» Assignment: Copy the records below, from the line containing "Convert this screenshot" through the last line; leave out pictures.

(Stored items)

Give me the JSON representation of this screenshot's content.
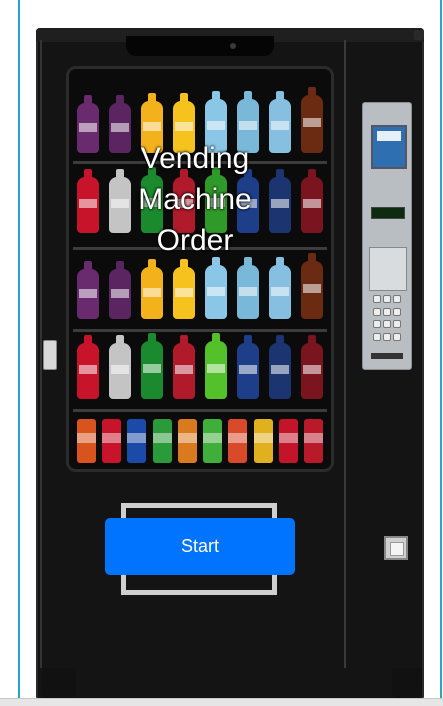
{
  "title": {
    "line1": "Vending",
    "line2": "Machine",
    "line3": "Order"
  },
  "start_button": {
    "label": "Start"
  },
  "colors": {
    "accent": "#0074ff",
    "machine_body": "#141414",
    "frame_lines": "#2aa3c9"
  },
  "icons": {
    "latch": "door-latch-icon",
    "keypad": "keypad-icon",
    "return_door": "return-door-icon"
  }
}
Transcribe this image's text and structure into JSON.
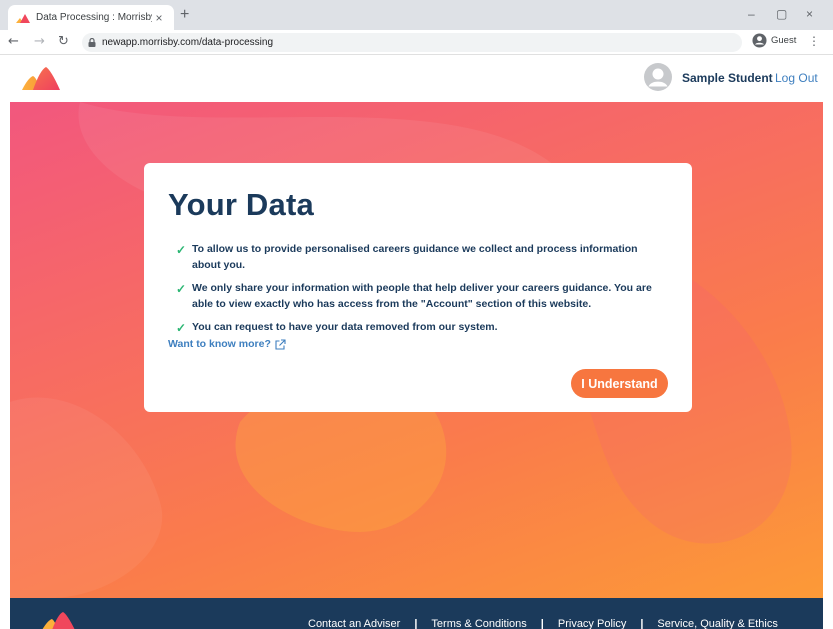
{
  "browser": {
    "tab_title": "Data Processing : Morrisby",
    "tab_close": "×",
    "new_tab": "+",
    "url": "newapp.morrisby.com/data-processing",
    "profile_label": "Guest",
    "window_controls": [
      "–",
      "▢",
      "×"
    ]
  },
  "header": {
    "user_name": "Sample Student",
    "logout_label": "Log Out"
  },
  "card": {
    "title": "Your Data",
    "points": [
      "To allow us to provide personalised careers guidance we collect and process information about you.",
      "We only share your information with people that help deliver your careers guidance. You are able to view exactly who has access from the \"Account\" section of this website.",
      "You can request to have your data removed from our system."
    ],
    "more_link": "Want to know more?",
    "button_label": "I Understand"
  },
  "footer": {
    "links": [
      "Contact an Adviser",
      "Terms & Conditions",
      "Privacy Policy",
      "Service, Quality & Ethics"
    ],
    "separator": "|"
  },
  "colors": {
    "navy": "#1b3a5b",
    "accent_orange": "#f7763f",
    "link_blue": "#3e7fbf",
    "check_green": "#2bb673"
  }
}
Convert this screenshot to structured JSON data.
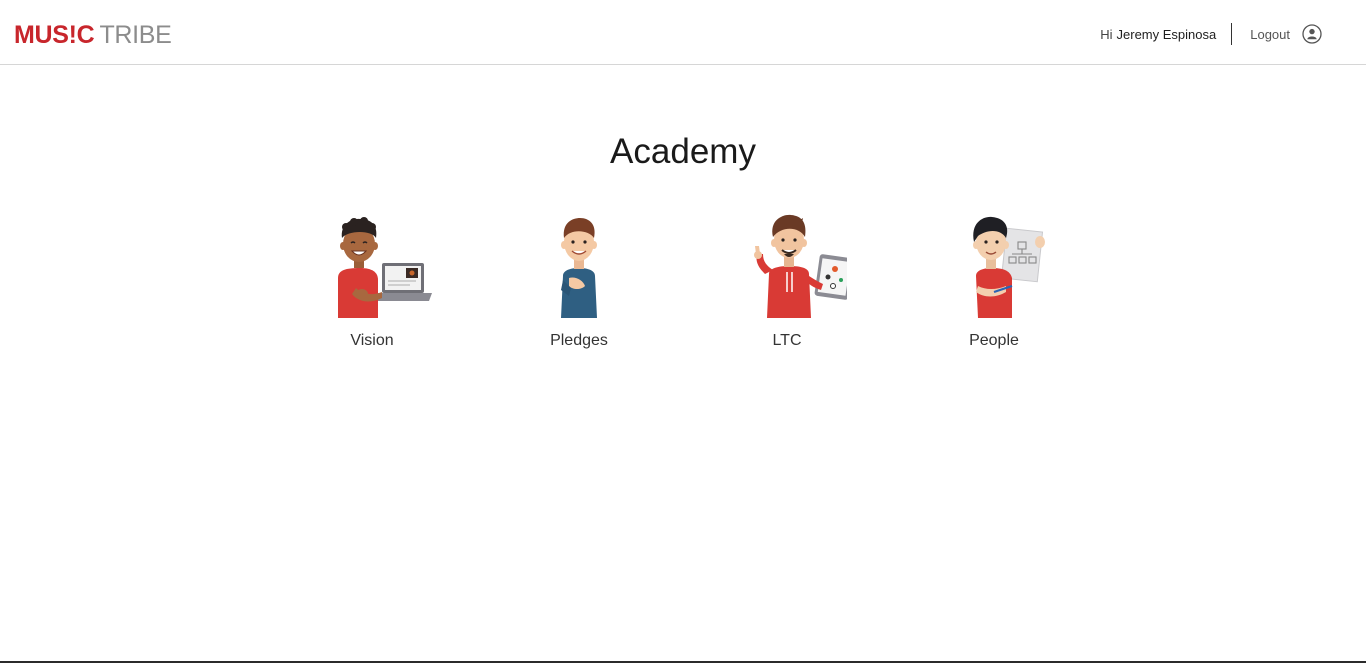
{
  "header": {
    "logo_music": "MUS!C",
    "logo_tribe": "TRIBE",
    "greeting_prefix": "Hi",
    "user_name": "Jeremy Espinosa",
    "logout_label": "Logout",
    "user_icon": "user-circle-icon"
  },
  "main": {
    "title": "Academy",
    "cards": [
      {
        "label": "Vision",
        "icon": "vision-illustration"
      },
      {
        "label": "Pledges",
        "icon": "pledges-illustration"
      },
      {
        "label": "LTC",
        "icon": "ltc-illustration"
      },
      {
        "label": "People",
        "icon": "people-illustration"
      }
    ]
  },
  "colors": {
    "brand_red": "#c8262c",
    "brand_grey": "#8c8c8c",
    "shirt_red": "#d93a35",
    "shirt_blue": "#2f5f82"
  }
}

» Problem solution:
Convert this screenshot to structured JSON data.
{
  "header": {
    "logo_music": "MUS!C",
    "logo_tribe": "TRIBE",
    "greeting_prefix": "Hi",
    "user_name": "Jeremy Espinosa",
    "logout_label": "Logout",
    "user_icon": "user-circle-icon"
  },
  "main": {
    "title": "Academy",
    "cards": [
      {
        "label": "Vision",
        "icon": "vision-illustration"
      },
      {
        "label": "Pledges",
        "icon": "pledges-illustration"
      },
      {
        "label": "LTC",
        "icon": "ltc-illustration"
      },
      {
        "label": "People",
        "icon": "people-illustration"
      }
    ]
  },
  "colors": {
    "brand_red": "#c8262c",
    "brand_grey": "#8c8c8c",
    "shirt_red": "#d93a35",
    "shirt_blue": "#2f5f82"
  }
}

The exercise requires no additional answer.